Every record below is to be retyped exactly.

----- Data section

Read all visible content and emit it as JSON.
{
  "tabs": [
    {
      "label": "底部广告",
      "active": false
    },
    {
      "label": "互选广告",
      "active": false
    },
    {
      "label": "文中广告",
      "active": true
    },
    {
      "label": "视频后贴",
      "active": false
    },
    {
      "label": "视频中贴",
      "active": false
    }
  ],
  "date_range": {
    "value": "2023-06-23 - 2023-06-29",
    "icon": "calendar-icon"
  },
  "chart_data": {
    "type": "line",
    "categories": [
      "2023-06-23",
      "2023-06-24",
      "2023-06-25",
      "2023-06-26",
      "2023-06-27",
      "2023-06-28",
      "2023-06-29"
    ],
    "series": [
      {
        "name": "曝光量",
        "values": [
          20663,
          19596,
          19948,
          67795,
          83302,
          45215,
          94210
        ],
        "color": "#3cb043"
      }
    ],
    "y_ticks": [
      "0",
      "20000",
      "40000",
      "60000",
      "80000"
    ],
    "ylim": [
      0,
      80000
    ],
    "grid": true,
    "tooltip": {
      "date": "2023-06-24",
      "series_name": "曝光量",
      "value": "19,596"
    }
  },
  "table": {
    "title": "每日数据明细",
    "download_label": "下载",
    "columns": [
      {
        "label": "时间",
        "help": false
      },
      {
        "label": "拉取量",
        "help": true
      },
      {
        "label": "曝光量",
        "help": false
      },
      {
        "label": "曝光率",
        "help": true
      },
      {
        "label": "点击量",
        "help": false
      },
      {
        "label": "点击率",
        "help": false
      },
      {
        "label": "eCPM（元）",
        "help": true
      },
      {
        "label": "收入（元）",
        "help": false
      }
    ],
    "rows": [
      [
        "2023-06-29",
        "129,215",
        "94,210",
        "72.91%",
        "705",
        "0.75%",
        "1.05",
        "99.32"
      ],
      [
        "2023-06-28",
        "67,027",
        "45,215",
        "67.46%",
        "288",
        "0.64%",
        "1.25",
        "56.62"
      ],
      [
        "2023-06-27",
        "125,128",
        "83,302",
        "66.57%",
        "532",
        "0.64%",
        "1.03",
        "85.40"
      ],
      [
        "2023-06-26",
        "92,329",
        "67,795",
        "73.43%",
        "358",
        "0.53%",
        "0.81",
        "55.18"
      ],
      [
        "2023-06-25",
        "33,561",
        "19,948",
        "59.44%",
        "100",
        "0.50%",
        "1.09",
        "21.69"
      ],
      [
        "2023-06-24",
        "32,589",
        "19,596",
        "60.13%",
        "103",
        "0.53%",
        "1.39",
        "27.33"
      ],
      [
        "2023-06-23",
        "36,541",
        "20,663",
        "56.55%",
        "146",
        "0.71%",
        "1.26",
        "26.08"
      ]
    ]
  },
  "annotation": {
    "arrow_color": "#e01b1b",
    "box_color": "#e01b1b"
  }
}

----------

Expected answer |
Read all visible content and emit it as JSON.
{
  "tabs": [
    {
      "label": "底部广告",
      "active": false
    },
    {
      "label": "互选广告",
      "active": false
    },
    {
      "label": "文中广告",
      "active": true
    },
    {
      "label": "视频后贴",
      "active": false
    },
    {
      "label": "视频中贴",
      "active": false
    }
  ],
  "date_range": {
    "value": "2023-06-23 - 2023-06-29",
    "icon": "calendar-icon"
  },
  "chart_data": {
    "type": "line",
    "categories": [
      "2023-06-23",
      "2023-06-24",
      "2023-06-25",
      "2023-06-26",
      "2023-06-27",
      "2023-06-28",
      "2023-06-29"
    ],
    "series": [
      {
        "name": "曝光量",
        "values": [
          20663,
          19596,
          19948,
          67795,
          83302,
          45215,
          94210
        ],
        "color": "#3cb043"
      }
    ],
    "y_ticks": [
      "0",
      "20000",
      "40000",
      "60000",
      "80000"
    ],
    "ylim": [
      0,
      80000
    ],
    "grid": true,
    "tooltip": {
      "date": "2023-06-24",
      "series_name": "曝光量",
      "value": "19,596"
    }
  },
  "table": {
    "title": "每日数据明细",
    "download_label": "下载",
    "columns": [
      {
        "label": "时间",
        "help": false
      },
      {
        "label": "拉取量",
        "help": true
      },
      {
        "label": "曝光量",
        "help": false
      },
      {
        "label": "曝光率",
        "help": true
      },
      {
        "label": "点击量",
        "help": false
      },
      {
        "label": "点击率",
        "help": false
      },
      {
        "label": "eCPM（元）",
        "help": true
      },
      {
        "label": "收入（元）",
        "help": false
      }
    ],
    "rows": [
      [
        "2023-06-29",
        "129,215",
        "94,210",
        "72.91%",
        "705",
        "0.75%",
        "1.05",
        "99.32"
      ],
      [
        "2023-06-28",
        "67,027",
        "45,215",
        "67.46%",
        "288",
        "0.64%",
        "1.25",
        "56.62"
      ],
      [
        "2023-06-27",
        "125,128",
        "83,302",
        "66.57%",
        "532",
        "0.64%",
        "1.03",
        "85.40"
      ],
      [
        "2023-06-26",
        "92,329",
        "67,795",
        "73.43%",
        "358",
        "0.53%",
        "0.81",
        "55.18"
      ],
      [
        "2023-06-25",
        "33,561",
        "19,948",
        "59.44%",
        "100",
        "0.50%",
        "1.09",
        "21.69"
      ],
      [
        "2023-06-24",
        "32,589",
        "19,596",
        "60.13%",
        "103",
        "0.53%",
        "1.39",
        "27.33"
      ],
      [
        "2023-06-23",
        "36,541",
        "20,663",
        "56.55%",
        "146",
        "0.71%",
        "1.26",
        "26.08"
      ]
    ]
  },
  "annotation": {
    "arrow_color": "#e01b1b",
    "box_color": "#e01b1b"
  }
}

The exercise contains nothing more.